Cultural example...While Rock en Español(spanish rock music) is huge in PR/DR, and Mexico, as well as all Latin America, In the USA, spanish language radio stations wont play it! They play Merengue, Bachatta,,Bolero, Spanish Pop, Regueton (violent regueton)....BUT REFUSE TO PLAY SPANISH ROCK! Why? Ill tell you why. If Latinos start hearing Spanish rock, they will soon hear American english rock. Before you know it, Latinos will assimilate into American Pop/Rock mainstream, causing less and less listeners for the US spanish ststions.

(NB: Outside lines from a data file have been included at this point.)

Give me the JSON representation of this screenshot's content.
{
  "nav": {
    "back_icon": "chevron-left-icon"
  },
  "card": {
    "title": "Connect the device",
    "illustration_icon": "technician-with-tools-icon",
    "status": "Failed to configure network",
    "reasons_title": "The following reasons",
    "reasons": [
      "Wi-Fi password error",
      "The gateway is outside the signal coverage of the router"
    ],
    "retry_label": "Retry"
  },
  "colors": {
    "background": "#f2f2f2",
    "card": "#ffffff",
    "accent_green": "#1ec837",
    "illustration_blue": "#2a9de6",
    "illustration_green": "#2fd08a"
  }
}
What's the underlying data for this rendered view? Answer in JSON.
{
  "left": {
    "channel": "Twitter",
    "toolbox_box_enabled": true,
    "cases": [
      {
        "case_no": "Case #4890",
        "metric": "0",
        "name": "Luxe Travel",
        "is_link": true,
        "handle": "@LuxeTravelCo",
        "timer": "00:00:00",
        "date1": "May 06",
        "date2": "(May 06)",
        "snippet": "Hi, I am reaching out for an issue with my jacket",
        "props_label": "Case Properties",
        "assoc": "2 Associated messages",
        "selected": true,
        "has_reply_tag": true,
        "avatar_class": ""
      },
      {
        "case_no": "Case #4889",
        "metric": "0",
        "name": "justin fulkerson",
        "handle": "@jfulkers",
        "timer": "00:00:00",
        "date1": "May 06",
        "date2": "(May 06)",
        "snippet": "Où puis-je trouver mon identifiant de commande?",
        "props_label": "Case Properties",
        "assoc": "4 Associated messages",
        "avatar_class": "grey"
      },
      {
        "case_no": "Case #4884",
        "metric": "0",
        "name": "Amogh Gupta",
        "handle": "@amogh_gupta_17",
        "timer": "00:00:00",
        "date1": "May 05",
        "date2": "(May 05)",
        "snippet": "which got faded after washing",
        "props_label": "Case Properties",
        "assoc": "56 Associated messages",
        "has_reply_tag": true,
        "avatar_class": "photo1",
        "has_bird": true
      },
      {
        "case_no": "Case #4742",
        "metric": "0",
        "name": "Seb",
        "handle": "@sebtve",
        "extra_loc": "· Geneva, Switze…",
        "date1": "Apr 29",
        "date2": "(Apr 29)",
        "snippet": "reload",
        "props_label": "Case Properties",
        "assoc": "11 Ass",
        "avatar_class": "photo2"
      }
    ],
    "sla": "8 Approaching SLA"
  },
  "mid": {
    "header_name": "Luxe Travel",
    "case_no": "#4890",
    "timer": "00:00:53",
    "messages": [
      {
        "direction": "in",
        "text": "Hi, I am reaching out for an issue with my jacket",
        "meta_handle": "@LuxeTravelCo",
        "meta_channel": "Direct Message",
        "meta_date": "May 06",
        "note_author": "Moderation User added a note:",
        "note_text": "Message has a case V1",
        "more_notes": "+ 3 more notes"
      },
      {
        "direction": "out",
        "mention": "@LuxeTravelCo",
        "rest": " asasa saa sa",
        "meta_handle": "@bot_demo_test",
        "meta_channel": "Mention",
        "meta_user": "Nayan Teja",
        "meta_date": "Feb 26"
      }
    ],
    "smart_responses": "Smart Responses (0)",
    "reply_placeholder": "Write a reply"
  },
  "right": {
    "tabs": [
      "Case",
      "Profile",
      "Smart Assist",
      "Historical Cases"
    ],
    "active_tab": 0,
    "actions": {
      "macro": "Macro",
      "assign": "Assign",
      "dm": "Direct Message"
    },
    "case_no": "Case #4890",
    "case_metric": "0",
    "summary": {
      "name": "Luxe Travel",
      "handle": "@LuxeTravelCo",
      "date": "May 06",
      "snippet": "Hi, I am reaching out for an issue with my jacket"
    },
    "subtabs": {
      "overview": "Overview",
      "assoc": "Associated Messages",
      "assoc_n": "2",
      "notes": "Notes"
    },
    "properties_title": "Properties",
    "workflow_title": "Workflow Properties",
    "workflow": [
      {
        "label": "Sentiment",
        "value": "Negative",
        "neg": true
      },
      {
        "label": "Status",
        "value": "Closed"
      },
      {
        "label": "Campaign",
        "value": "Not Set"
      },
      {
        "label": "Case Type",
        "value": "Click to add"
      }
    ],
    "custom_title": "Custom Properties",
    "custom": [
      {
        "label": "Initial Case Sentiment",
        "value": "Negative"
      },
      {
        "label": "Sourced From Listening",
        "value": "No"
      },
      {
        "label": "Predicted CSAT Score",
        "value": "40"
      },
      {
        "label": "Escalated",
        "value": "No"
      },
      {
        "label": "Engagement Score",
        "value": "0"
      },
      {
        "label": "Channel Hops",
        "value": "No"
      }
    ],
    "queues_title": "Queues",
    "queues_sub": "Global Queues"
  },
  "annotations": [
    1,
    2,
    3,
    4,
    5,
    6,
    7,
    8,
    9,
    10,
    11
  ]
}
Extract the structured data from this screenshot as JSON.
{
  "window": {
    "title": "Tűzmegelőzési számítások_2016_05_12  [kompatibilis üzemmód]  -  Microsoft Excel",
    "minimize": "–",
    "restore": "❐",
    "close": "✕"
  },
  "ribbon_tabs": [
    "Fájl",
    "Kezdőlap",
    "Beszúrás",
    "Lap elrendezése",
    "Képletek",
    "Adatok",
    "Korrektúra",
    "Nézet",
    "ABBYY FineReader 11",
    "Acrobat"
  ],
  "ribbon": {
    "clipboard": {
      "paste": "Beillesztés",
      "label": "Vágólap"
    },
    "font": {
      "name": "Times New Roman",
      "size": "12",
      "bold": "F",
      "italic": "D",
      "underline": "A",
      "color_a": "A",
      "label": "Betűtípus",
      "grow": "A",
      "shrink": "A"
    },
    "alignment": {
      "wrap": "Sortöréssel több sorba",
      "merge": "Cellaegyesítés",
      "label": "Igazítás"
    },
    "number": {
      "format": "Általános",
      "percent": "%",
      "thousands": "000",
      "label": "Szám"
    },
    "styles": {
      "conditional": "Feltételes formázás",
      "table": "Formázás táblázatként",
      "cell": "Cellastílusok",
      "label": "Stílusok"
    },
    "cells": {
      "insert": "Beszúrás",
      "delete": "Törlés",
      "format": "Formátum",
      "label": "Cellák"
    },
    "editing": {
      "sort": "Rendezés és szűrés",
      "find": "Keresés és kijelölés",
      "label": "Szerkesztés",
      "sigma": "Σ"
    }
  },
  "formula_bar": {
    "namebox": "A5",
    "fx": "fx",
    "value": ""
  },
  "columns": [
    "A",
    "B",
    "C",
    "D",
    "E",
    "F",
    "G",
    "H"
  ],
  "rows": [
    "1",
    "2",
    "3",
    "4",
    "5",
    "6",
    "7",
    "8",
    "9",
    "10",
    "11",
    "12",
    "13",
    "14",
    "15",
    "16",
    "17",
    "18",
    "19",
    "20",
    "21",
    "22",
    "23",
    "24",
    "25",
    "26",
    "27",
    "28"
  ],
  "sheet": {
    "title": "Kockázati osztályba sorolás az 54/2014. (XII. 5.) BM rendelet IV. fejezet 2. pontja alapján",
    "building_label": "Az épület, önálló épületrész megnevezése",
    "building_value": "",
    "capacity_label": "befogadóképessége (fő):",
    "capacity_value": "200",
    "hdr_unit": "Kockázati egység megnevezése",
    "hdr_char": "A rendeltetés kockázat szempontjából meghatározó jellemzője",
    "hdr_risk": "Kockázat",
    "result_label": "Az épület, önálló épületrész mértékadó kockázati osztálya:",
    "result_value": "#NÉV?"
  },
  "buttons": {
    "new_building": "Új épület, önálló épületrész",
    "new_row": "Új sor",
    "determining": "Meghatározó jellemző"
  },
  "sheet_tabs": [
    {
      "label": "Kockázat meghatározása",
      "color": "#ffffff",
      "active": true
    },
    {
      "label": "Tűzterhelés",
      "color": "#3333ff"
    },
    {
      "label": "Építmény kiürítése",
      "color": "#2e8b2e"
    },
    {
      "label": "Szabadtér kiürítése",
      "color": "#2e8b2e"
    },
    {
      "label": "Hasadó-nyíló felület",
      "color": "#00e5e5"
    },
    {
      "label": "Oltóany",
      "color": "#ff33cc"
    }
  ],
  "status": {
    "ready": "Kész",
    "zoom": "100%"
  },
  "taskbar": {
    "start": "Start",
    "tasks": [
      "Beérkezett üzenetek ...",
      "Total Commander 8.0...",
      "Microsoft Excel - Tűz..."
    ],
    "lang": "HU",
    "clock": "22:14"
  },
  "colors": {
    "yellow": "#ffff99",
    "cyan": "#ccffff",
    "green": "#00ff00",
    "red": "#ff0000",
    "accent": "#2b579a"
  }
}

Puerto Rican heroes of Irish(wild Geese) descent such as
* Cayetano Coll y Toste( Puerto Rican Poet/educator)
*Ramon Power& Giralt Brothers (founders of Puerto Rico's once great sugar central industry.)
* Demitrio O Daly First Puerto Rican to reach the rank of Field Marshal in the Spanish Army.
* Alejandro O Daly oversaw by order of Spain,and was responsible for constucting el Morro!
* The Conway,,Miguel Conboy,and Quinlan families established Puerto Rico's First Tobacco plantations.
* Juan Nagle also innovated PR's Sugar industry.
*Federico Hernandez Denton, Puerto Rican Chief Justice.
*Ricky Martin (singer)
*Victoria Justice (young actress)
* Joaquin Phoenix (actor,no, he's not Brittish...BORICUA)
* James O Malley COO of Altamente.com (computer software & malware)
* Kenneth McClintock Puerto Rico house leader (D -NPP/pnp(new progressive statehood Party)
* Ada Perkins (RIP) Puerto Rican beauty queen killed by Drunk driver.

Many many more historical Puerto Ricans of Irish descent in the island. In fact, the Irish influence is MORE than the Taino influence,yet Puerto Rico's Irish heritage is deliberately ignored by US mainland Puerto Rican educators(who tend to be independentistas). Teaching Boricuas about Irish Ricans undermines the whole Taino victimhood ideology that traps young PuertoRican kids in a never ending circle of low achievement, victimhood,resentment against whites,even if the child's name is Pricella Gomez Colgan,o Luis Miguel Class (el cantador /singer Luis Miguel, IRISH RICAN)

All those names above would or will experience the "you don't look PR".

Tammy SResto said...

I totally agree with your statement. Many piertorricans do not like to accept that the have african running thru their veins. Another thing is that there has been many mixture of dominicans with puertorricans, and other cultures this has changed a lot on the similarity of piertorricans has a group. The truth is we are muts. I am puerto rican 5'7, brown skin, brown eyes, curly hair. My grandmother was brown skin and my grandfather white. My grandmother had a long nose with curly hair and grandfather straight hair bit my grategrandmother was dark with a big ass...so in my family you will find dark brown skin to white skin with green eyes...but conclusion...we all have black running thru our veins and we feel pround of it.